[Interface dataset entries]
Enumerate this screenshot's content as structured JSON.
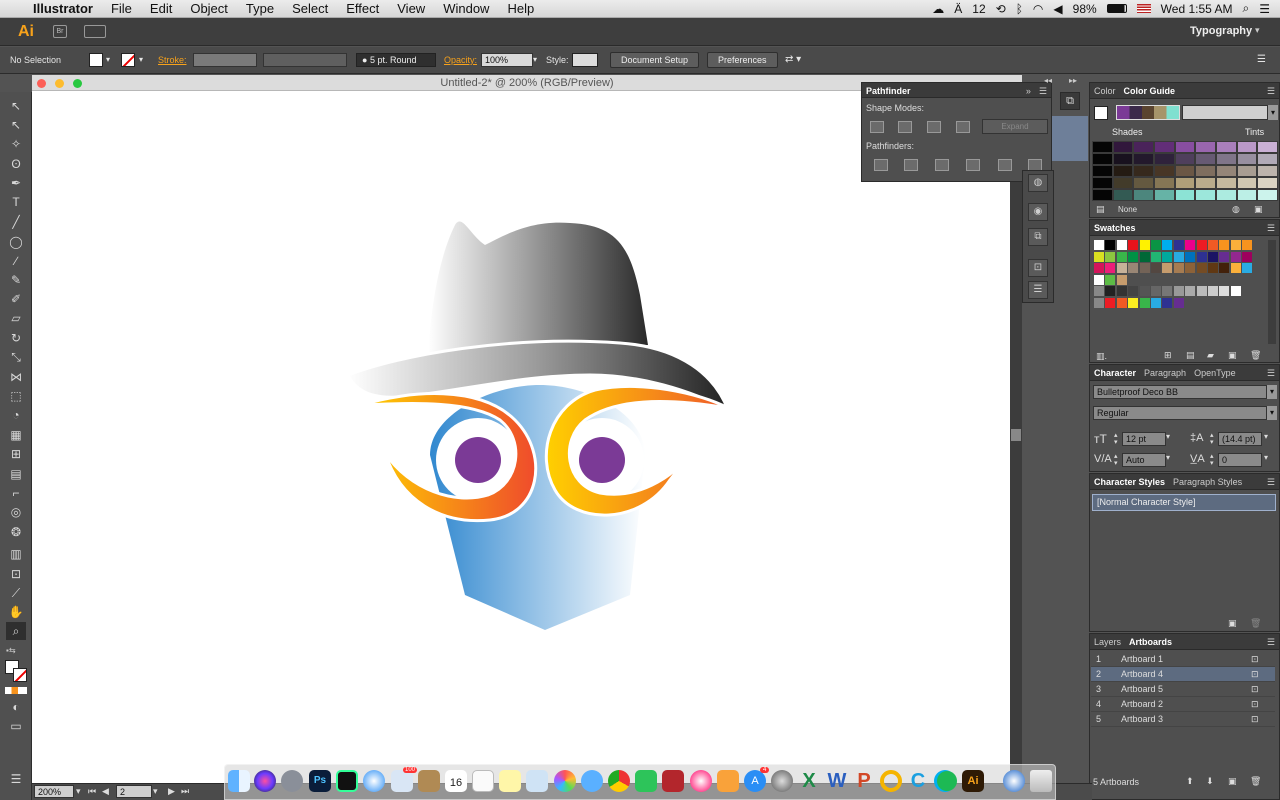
{
  "menubar": {
    "app": "Illustrator",
    "items": [
      "File",
      "Edit",
      "Object",
      "Type",
      "Select",
      "Effect",
      "View",
      "Window",
      "Help"
    ],
    "status_number": "12",
    "battery": "98%",
    "clock": "Wed 1:55 AM"
  },
  "appbar": {
    "logo": "Ai",
    "workspace": "Typography"
  },
  "control": {
    "selection": "No Selection",
    "stroke_label": "Stroke:",
    "brush": "5 pt. Round",
    "opacity_label": "Opacity:",
    "opacity": "100%",
    "style_label": "Style:",
    "doc_setup": "Document Setup",
    "preferences": "Preferences"
  },
  "document": {
    "title": "Untitled-2* @ 200% (RGB/Preview)"
  },
  "status": {
    "zoom": "200%",
    "artboard_num": "2"
  },
  "pathfinder": {
    "title": "Pathfinder",
    "shape_modes": "Shape Modes:",
    "expand": "Expand",
    "pathfinders": "Pathfinders:"
  },
  "color_panel": {
    "tabs": [
      "Color",
      "Color Guide"
    ],
    "shades": "Shades",
    "tints": "Tints",
    "none": "None"
  },
  "swatches": {
    "title": "Swatches"
  },
  "character": {
    "tabs": [
      "Character",
      "Paragraph",
      "OpenType"
    ],
    "font": "Bulletproof Deco BB",
    "style": "Regular",
    "size": "12 pt",
    "leading": "(14.4 pt)",
    "kerning": "Auto",
    "tracking": "0"
  },
  "char_styles": {
    "tabs": [
      "Character Styles",
      "Paragraph Styles"
    ],
    "item": "[Normal Character Style]"
  },
  "layers": {
    "tabs": [
      "Layers",
      "Artboards"
    ],
    "rows": [
      {
        "num": "1",
        "name": "Artboard 1"
      },
      {
        "num": "2",
        "name": "Artboard 4"
      },
      {
        "num": "3",
        "name": "Artboard 5"
      },
      {
        "num": "4",
        "name": "Artboard 2"
      },
      {
        "num": "5",
        "name": "Artboard 3"
      }
    ],
    "footer": "5 Artboards"
  },
  "dock": {
    "calendar_day": "16",
    "badge_mail": "100",
    "badge_appstore": "4",
    "apps": [
      "finder-icon",
      "siri-icon",
      "launchpad-icon",
      "photoshop-icon",
      "word-icon",
      "safari-icon",
      "mail-icon",
      "notes-icon",
      "calendar-icon",
      "reminders-icon",
      "stickies-icon",
      "preview-icon",
      "photos-icon",
      "messages-icon",
      "chrome-icon",
      "facetime-icon",
      "photo-booth-icon",
      "itunes-icon",
      "ibooks-icon",
      "app-store-icon",
      "system-preferences-icon",
      "excel-icon",
      "word-icon-2",
      "powerpoint-icon",
      "outlook-icon",
      "cortana-icon",
      "skype-icon",
      "spotify-icon",
      "illustrator-icon",
      "quicktime-icon",
      "trash-icon"
    ]
  },
  "colors": {
    "accent": "#f7931e",
    "purple": "#7b3a96",
    "blue": "#3f8fd2",
    "panel_bg": "#4f4f4f"
  }
}
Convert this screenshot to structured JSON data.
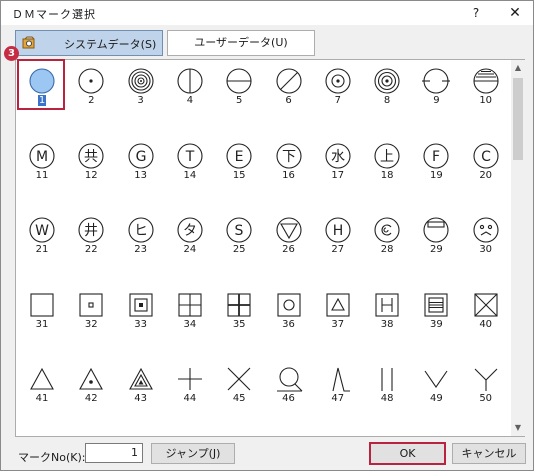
{
  "window": {
    "title": "ＤＭマーク選択",
    "help_glyph": "?",
    "close_glyph": "✕"
  },
  "tabs": [
    {
      "label": "システムデータ(S)",
      "active": true
    },
    {
      "label": "ユーザーデータ(U)",
      "active": false
    }
  ],
  "badge": "3",
  "selected_mark": "1",
  "marks": [
    {
      "no": "1",
      "symbol": "circle-filled-blue",
      "label": ""
    },
    {
      "no": "2",
      "symbol": "circle-dot",
      "label": ""
    },
    {
      "no": "3",
      "symbol": "concentric-circles",
      "label": ""
    },
    {
      "no": "4",
      "symbol": "circle-vertical-line",
      "label": ""
    },
    {
      "no": "5",
      "symbol": "circle-horizontal-line",
      "label": ""
    },
    {
      "no": "6",
      "symbol": "circle-diagonal-line",
      "label": ""
    },
    {
      "no": "7",
      "symbol": "double-circle-dot",
      "label": ""
    },
    {
      "no": "8",
      "symbol": "triple-circle-dot",
      "label": ""
    },
    {
      "no": "9",
      "symbol": "circle-side-ticks",
      "label": ""
    },
    {
      "no": "10",
      "symbol": "circle-hatched-top",
      "label": ""
    },
    {
      "no": "11",
      "symbol": "circle-letter",
      "label": "M"
    },
    {
      "no": "12",
      "symbol": "circle-letter",
      "label": "共"
    },
    {
      "no": "13",
      "symbol": "circle-letter",
      "label": "G"
    },
    {
      "no": "14",
      "symbol": "circle-letter",
      "label": "T"
    },
    {
      "no": "15",
      "symbol": "circle-letter",
      "label": "E"
    },
    {
      "no": "16",
      "symbol": "circle-letter",
      "label": "下"
    },
    {
      "no": "17",
      "symbol": "circle-letter",
      "label": "水"
    },
    {
      "no": "18",
      "symbol": "circle-letter",
      "label": "上"
    },
    {
      "no": "19",
      "symbol": "circle-letter",
      "label": "F"
    },
    {
      "no": "20",
      "symbol": "circle-letter",
      "label": "C"
    },
    {
      "no": "21",
      "symbol": "circle-letter",
      "label": "W"
    },
    {
      "no": "22",
      "symbol": "circle-letter",
      "label": "井"
    },
    {
      "no": "23",
      "symbol": "circle-letter",
      "label": "ヒ"
    },
    {
      "no": "24",
      "symbol": "circle-letter",
      "label": "タ"
    },
    {
      "no": "25",
      "symbol": "circle-letter",
      "label": "S"
    },
    {
      "no": "26",
      "symbol": "circle-triangle-down",
      "label": ""
    },
    {
      "no": "27",
      "symbol": "circle-letter",
      "label": "H"
    },
    {
      "no": "28",
      "symbol": "circle-spiral",
      "label": ""
    },
    {
      "no": "29",
      "symbol": "circle-bar",
      "label": ""
    },
    {
      "no": "30",
      "symbol": "circle-face",
      "label": ""
    },
    {
      "no": "31",
      "symbol": "square",
      "label": ""
    },
    {
      "no": "32",
      "symbol": "square-dot",
      "label": ""
    },
    {
      "no": "33",
      "symbol": "square-nested",
      "label": ""
    },
    {
      "no": "34",
      "symbol": "square-cross",
      "label": ""
    },
    {
      "no": "35",
      "symbol": "square-cross-thick",
      "label": ""
    },
    {
      "no": "36",
      "symbol": "square-circle",
      "label": ""
    },
    {
      "no": "37",
      "symbol": "square-triangle",
      "label": ""
    },
    {
      "no": "38",
      "symbol": "square-letter",
      "label": "H"
    },
    {
      "no": "39",
      "symbol": "square-lines",
      "label": ""
    },
    {
      "no": "40",
      "symbol": "square-x",
      "label": ""
    },
    {
      "no": "41",
      "symbol": "triangle",
      "label": ""
    },
    {
      "no": "42",
      "symbol": "triangle-dot",
      "label": ""
    },
    {
      "no": "43",
      "symbol": "triangle-nested",
      "label": ""
    },
    {
      "no": "44",
      "symbol": "plus",
      "label": ""
    },
    {
      "no": "45",
      "symbol": "x-cross",
      "label": ""
    },
    {
      "no": "46",
      "symbol": "circle-tail",
      "label": ""
    },
    {
      "no": "47",
      "symbol": "lambda-mark",
      "label": ""
    },
    {
      "no": "48",
      "symbol": "double-vertical-line",
      "label": ""
    },
    {
      "no": "49",
      "symbol": "v-mark",
      "label": ""
    },
    {
      "no": "50",
      "symbol": "y-mark",
      "label": ""
    }
  ],
  "footer": {
    "markno_label": "マークNo(K):",
    "markno_value": "1",
    "jump_label": "ジャンプ(J)",
    "ok_label": "OK",
    "cancel_label": "キャンセル"
  },
  "colors": {
    "accent": "#b8243f",
    "selection": "#3a73c9",
    "tab_active": "#bfd3ea",
    "symbol_fill": "#9cc7f2"
  }
}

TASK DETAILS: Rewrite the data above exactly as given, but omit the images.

EXERCISE RESPONSE:
Enumerate this screenshot's content as structured JSON.
{
  "menubar": {
    "app": "Illustrator",
    "items": [
      "File",
      "Edit",
      "Object",
      "Type",
      "Select",
      "Effect",
      "View",
      "Window",
      "Help"
    ],
    "status_number": "12",
    "battery": "98%",
    "clock": "Wed 1:55 AM"
  },
  "appbar": {
    "logo": "Ai",
    "workspace": "Typography"
  },
  "control": {
    "selection": "No Selection",
    "stroke_label": "Stroke:",
    "brush": "5 pt. Round",
    "opacity_label": "Opacity:",
    "opacity": "100%",
    "style_label": "Style:",
    "doc_setup": "Document Setup",
    "preferences": "Preferences"
  },
  "document": {
    "title": "Untitled-2* @ 200% (RGB/Preview)"
  },
  "status": {
    "zoom": "200%",
    "artboard_num": "2"
  },
  "pathfinder": {
    "title": "Pathfinder",
    "shape_modes": "Shape Modes:",
    "expand": "Expand",
    "pathfinders": "Pathfinders:"
  },
  "color_panel": {
    "tabs": [
      "Color",
      "Color Guide"
    ],
    "shades": "Shades",
    "tints": "Tints",
    "none": "None"
  },
  "swatches": {
    "title": "Swatches"
  },
  "character": {
    "tabs": [
      "Character",
      "Paragraph",
      "OpenType"
    ],
    "font": "Bulletproof Deco BB",
    "style": "Regular",
    "size": "12 pt",
    "leading": "(14.4 pt)",
    "kerning": "Auto",
    "tracking": "0"
  },
  "char_styles": {
    "tabs": [
      "Character Styles",
      "Paragraph Styles"
    ],
    "item": "[Normal Character Style]"
  },
  "layers": {
    "tabs": [
      "Layers",
      "Artboards"
    ],
    "rows": [
      {
        "num": "1",
        "name": "Artboard 1"
      },
      {
        "num": "2",
        "name": "Artboard 4"
      },
      {
        "num": "3",
        "name": "Artboard 5"
      },
      {
        "num": "4",
        "name": "Artboard 2"
      },
      {
        "num": "5",
        "name": "Artboard 3"
      }
    ],
    "footer": "5 Artboards"
  },
  "dock": {
    "calendar_day": "16",
    "badge_mail": "100",
    "badge_appstore": "4",
    "apps": [
      "finder-icon",
      "siri-icon",
      "launchpad-icon",
      "photoshop-icon",
      "word-icon",
      "safari-icon",
      "mail-icon",
      "notes-icon",
      "calendar-icon",
      "reminders-icon",
      "stickies-icon",
      "preview-icon",
      "photos-icon",
      "messages-icon",
      "chrome-icon",
      "facetime-icon",
      "photo-booth-icon",
      "itunes-icon",
      "ibooks-icon",
      "app-store-icon",
      "system-preferences-icon",
      "excel-icon",
      "word-icon-2",
      "powerpoint-icon",
      "outlook-icon",
      "cortana-icon",
      "skype-icon",
      "spotify-icon",
      "illustrator-icon",
      "quicktime-icon",
      "trash-icon"
    ]
  },
  "colors": {
    "accent": "#f7931e",
    "purple": "#7b3a96",
    "blue": "#3f8fd2",
    "panel_bg": "#4f4f4f"
  }
}
Convert this screenshot to structured JSON data.
{
  "window": {
    "title": "ＤＭマーク選択",
    "help_glyph": "?",
    "close_glyph": "✕"
  },
  "tabs": [
    {
      "label": "システムデータ(S)",
      "active": true
    },
    {
      "label": "ユーザーデータ(U)",
      "active": false
    }
  ],
  "badge": "3",
  "selected_mark": "1",
  "marks": [
    {
      "no": "1",
      "symbol": "circle-filled-blue",
      "label": ""
    },
    {
      "no": "2",
      "symbol": "circle-dot",
      "label": ""
    },
    {
      "no": "3",
      "symbol": "concentric-circles",
      "label": ""
    },
    {
      "no": "4",
      "symbol": "circle-vertical-line",
      "label": ""
    },
    {
      "no": "5",
      "symbol": "circle-horizontal-line",
      "label": ""
    },
    {
      "no": "6",
      "symbol": "circle-diagonal-line",
      "label": ""
    },
    {
      "no": "7",
      "symbol": "double-circle-dot",
      "label": ""
    },
    {
      "no": "8",
      "symbol": "triple-circle-dot",
      "label": ""
    },
    {
      "no": "9",
      "symbol": "circle-side-ticks",
      "label": ""
    },
    {
      "no": "10",
      "symbol": "circle-hatched-top",
      "label": ""
    },
    {
      "no": "11",
      "symbol": "circle-letter",
      "label": "M"
    },
    {
      "no": "12",
      "symbol": "circle-letter",
      "label": "共"
    },
    {
      "no": "13",
      "symbol": "circle-letter",
      "label": "G"
    },
    {
      "no": "14",
      "symbol": "circle-letter",
      "label": "T"
    },
    {
      "no": "15",
      "symbol": "circle-letter",
      "label": "E"
    },
    {
      "no": "16",
      "symbol": "circle-letter",
      "label": "下"
    },
    {
      "no": "17",
      "symbol": "circle-letter",
      "label": "水"
    },
    {
      "no": "18",
      "symbol": "circle-letter",
      "label": "上"
    },
    {
      "no": "19",
      "symbol": "circle-letter",
      "label": "F"
    },
    {
      "no": "20",
      "symbol": "circle-letter",
      "label": "C"
    },
    {
      "no": "21",
      "symbol": "circle-letter",
      "label": "W"
    },
    {
      "no": "22",
      "symbol": "circle-letter",
      "label": "井"
    },
    {
      "no": "23",
      "symbol": "circle-letter",
      "label": "ヒ"
    },
    {
      "no": "24",
      "symbol": "circle-letter",
      "label": "タ"
    },
    {
      "no": "25",
      "symbol": "circle-letter",
      "label": "S"
    },
    {
      "no": "26",
      "symbol": "circle-triangle-down",
      "label": ""
    },
    {
      "no": "27",
      "symbol": "circle-letter",
      "label": "H"
    },
    {
      "no": "28",
      "symbol": "circle-spiral",
      "label": ""
    },
    {
      "no": "29",
      "symbol": "circle-bar",
      "label": ""
    },
    {
      "no": "30",
      "symbol": "circle-face",
      "label": ""
    },
    {
      "no": "31",
      "symbol": "square",
      "label": ""
    },
    {
      "no": "32",
      "symbol": "square-dot",
      "label": ""
    },
    {
      "no": "33",
      "symbol": "square-nested",
      "label": ""
    },
    {
      "no": "34",
      "symbol": "square-cross",
      "label": ""
    },
    {
      "no": "35",
      "symbol": "square-cross-thick",
      "label": ""
    },
    {
      "no": "36",
      "symbol": "square-circle",
      "label": ""
    },
    {
      "no": "37",
      "symbol": "square-triangle",
      "label": ""
    },
    {
      "no": "38",
      "symbol": "square-letter",
      "label": "H"
    },
    {
      "no": "39",
      "symbol": "square-lines",
      "label": ""
    },
    {
      "no": "40",
      "symbol": "square-x",
      "label": ""
    },
    {
      "no": "41",
      "symbol": "triangle",
      "label": ""
    },
    {
      "no": "42",
      "symbol": "triangle-dot",
      "label": ""
    },
    {
      "no": "43",
      "symbol": "triangle-nested",
      "label": ""
    },
    {
      "no": "44",
      "symbol": "plus",
      "label": ""
    },
    {
      "no": "45",
      "symbol": "x-cross",
      "label": ""
    },
    {
      "no": "46",
      "symbol": "circle-tail",
      "label": ""
    },
    {
      "no": "47",
      "symbol": "lambda-mark",
      "label": ""
    },
    {
      "no": "48",
      "symbol": "double-vertical-line",
      "label": ""
    },
    {
      "no": "49",
      "symbol": "v-mark",
      "label": ""
    },
    {
      "no": "50",
      "symbol": "y-mark",
      "label": ""
    }
  ],
  "footer": {
    "markno_label": "マークNo(K):",
    "markno_value": "1",
    "jump_label": "ジャンプ(J)",
    "ok_label": "OK",
    "cancel_label": "キャンセル"
  },
  "colors": {
    "accent": "#b8243f",
    "selection": "#3a73c9",
    "tab_active": "#bfd3ea",
    "symbol_fill": "#9cc7f2"
  }
}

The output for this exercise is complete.